[Opening Records for the exercise section]

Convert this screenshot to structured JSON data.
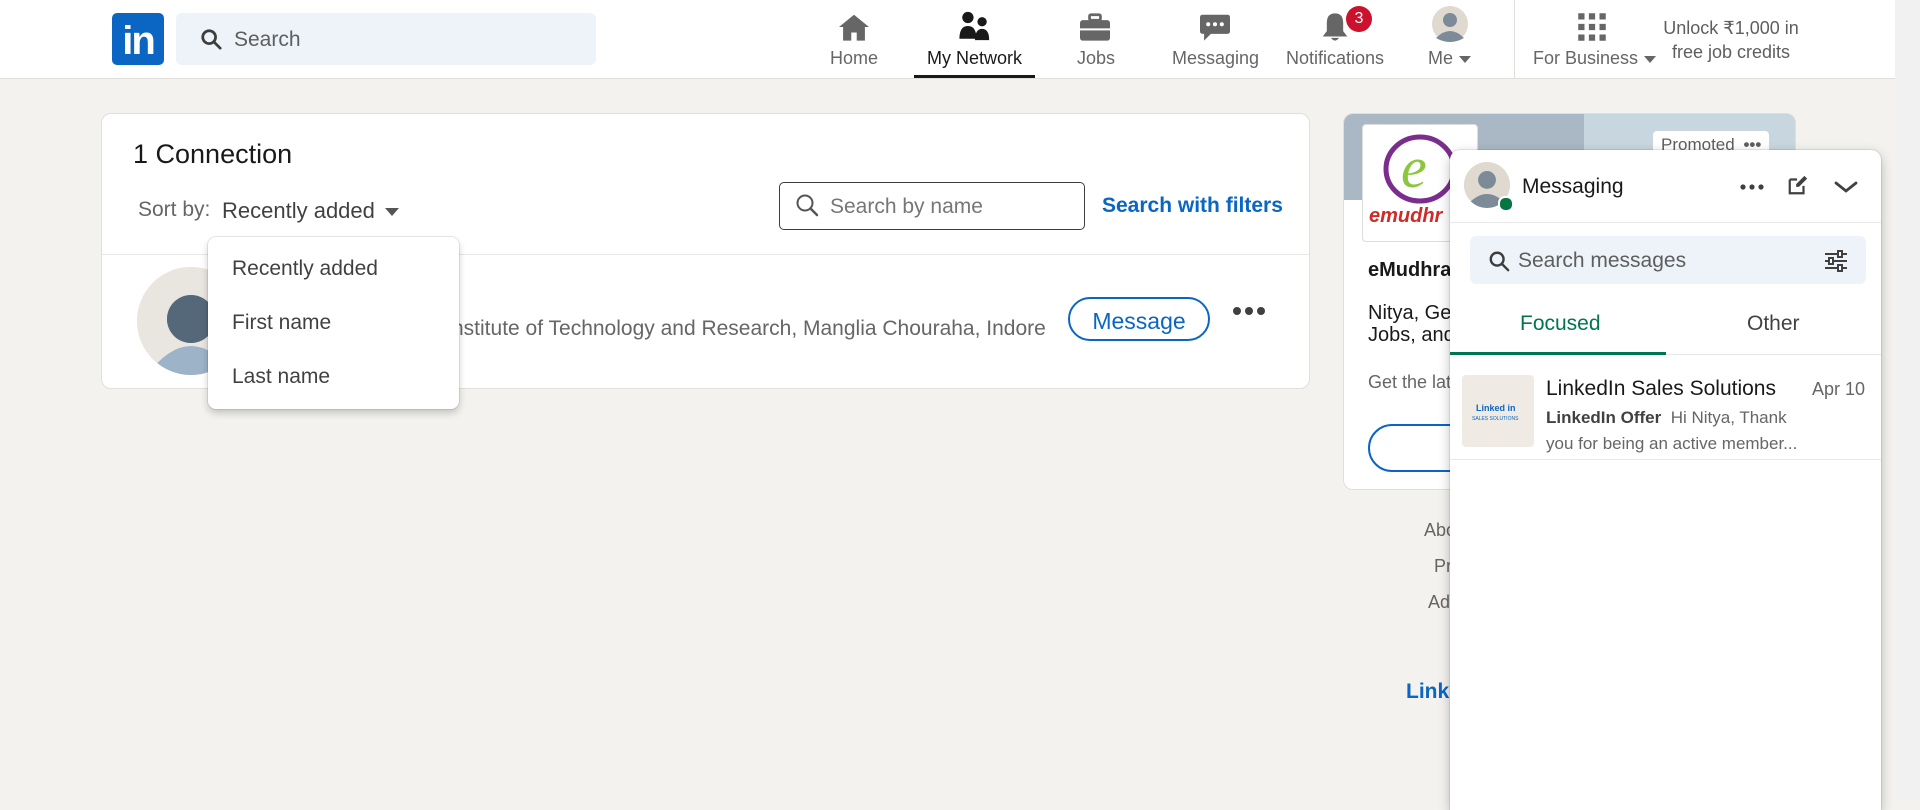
{
  "nav": {
    "logo_text": "in",
    "search_placeholder": "Search",
    "items": [
      {
        "label": "Home",
        "icon": "home-icon"
      },
      {
        "label": "My Network",
        "icon": "my-network-icon",
        "active": true
      },
      {
        "label": "Jobs",
        "icon": "jobs-briefcase-icon"
      },
      {
        "label": "Messaging",
        "icon": "messaging-bubble-icon"
      },
      {
        "label": "Notifications",
        "icon": "bell-icon",
        "badge": "3"
      },
      {
        "label": "Me",
        "icon": "profile-avatar-icon"
      }
    ],
    "for_business": "For Business",
    "unlock_line1": "Unlock ₹1,000 in",
    "unlock_line2": "free job credits"
  },
  "connections": {
    "count_title": "1 Connection",
    "sort_label": "Sort by:",
    "sort_value": "Recently added",
    "search_placeholder": "Search by name",
    "search_filters": "Search with filters",
    "row_subtitle": "nstitute of Technology and Research, Manglia Chouraha, Indore",
    "message_button": "Message"
  },
  "sort_dropdown": {
    "options": [
      "Recently added",
      "First name",
      "Last name"
    ]
  },
  "ad": {
    "promoted": "Promoted",
    "brand_logo_text": "emudhr",
    "name": "eMudhra",
    "text_line1": "Nitya, Ge",
    "text_line2": "Jobs, and",
    "sub": "Get the lat"
  },
  "footer": {
    "links": [
      "Abo",
      "Pr",
      "Ad"
    ],
    "brand": "Linke"
  },
  "messaging": {
    "title": "Messaging",
    "search_placeholder": "Search messages",
    "tabs": [
      "Focused",
      "Other"
    ],
    "conversations": [
      {
        "name": "LinkedIn Sales Solutions",
        "date": "Apr 10",
        "sender": "LinkedIn Offer",
        "preview": "Hi Nitya, Thank you for being an active member...",
        "logo_text": "Linked in",
        "logo_sub": "SALES SOLUTIONS"
      }
    ]
  },
  "colors": {
    "brand_blue": "#0a66c2",
    "focused_green": "#01754f",
    "notification_red": "#cb112d",
    "page_bg": "#f4f2ee"
  }
}
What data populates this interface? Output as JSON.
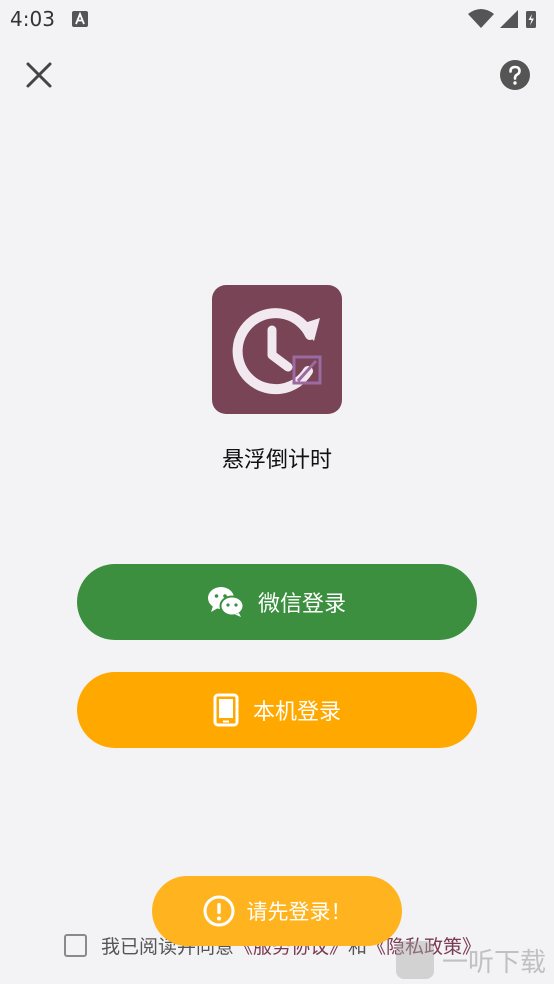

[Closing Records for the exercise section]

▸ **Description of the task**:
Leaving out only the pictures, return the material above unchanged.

▸ **Task response**:
Convert this screenshot to structured JSON data.
{
  "nav": {
    "logo_text": "in",
    "search_placeholder": "Search",
    "items": [
      {
        "label": "Home",
        "icon": "home-icon"
      },
      {
        "label": "My Network",
        "icon": "my-network-icon",
        "active": true
      },
      {
        "label": "Jobs",
        "icon": "jobs-briefcase-icon"
      },
      {
        "label": "Messaging",
        "icon": "messaging-bubble-icon"
      },
      {
        "label": "Notifications",
        "icon": "bell-icon",
        "badge": "3"
      },
      {
        "label": "Me",
        "icon": "profile-avatar-icon"
      }
    ],
    "for_business": "For Business",
    "unlock_line1": "Unlock ₹1,000 in",
    "unlock_line2": "free job credits"
  },
  "connections": {
    "count_title": "1 Connection",
    "sort_label": "Sort by:",
    "sort_value": "Recently added",
    "search_placeholder": "Search by name",
    "search_filters": "Search with filters",
    "row_subtitle": "nstitute of Technology and Research, Manglia Chouraha, Indore",
    "message_button": "Message"
  },
  "sort_dropdown": {
    "options": [
      "Recently added",
      "First name",
      "Last name"
    ]
  },
  "ad": {
    "promoted": "Promoted",
    "brand_logo_text": "emudhr",
    "name": "eMudhra",
    "text_line1": "Nitya, Ge",
    "text_line2": "Jobs, and",
    "sub": "Get the lat"
  },
  "footer": {
    "links": [
      "Abo",
      "Pr",
      "Ad"
    ],
    "brand": "Linke"
  },
  "messaging": {
    "title": "Messaging",
    "search_placeholder": "Search messages",
    "tabs": [
      "Focused",
      "Other"
    ],
    "conversations": [
      {
        "name": "LinkedIn Sales Solutions",
        "date": "Apr 10",
        "sender": "LinkedIn Offer",
        "preview": "Hi Nitya, Thank you for being an active member...",
        "logo_text": "Linked in",
        "logo_sub": "SALES SOLUTIONS"
      }
    ]
  },
  "colors": {
    "brand_blue": "#0a66c2",
    "focused_green": "#01754f",
    "notification_red": "#cb112d",
    "page_bg": "#f4f2ee"
  }
}
What data populates this interface? Output as JSON.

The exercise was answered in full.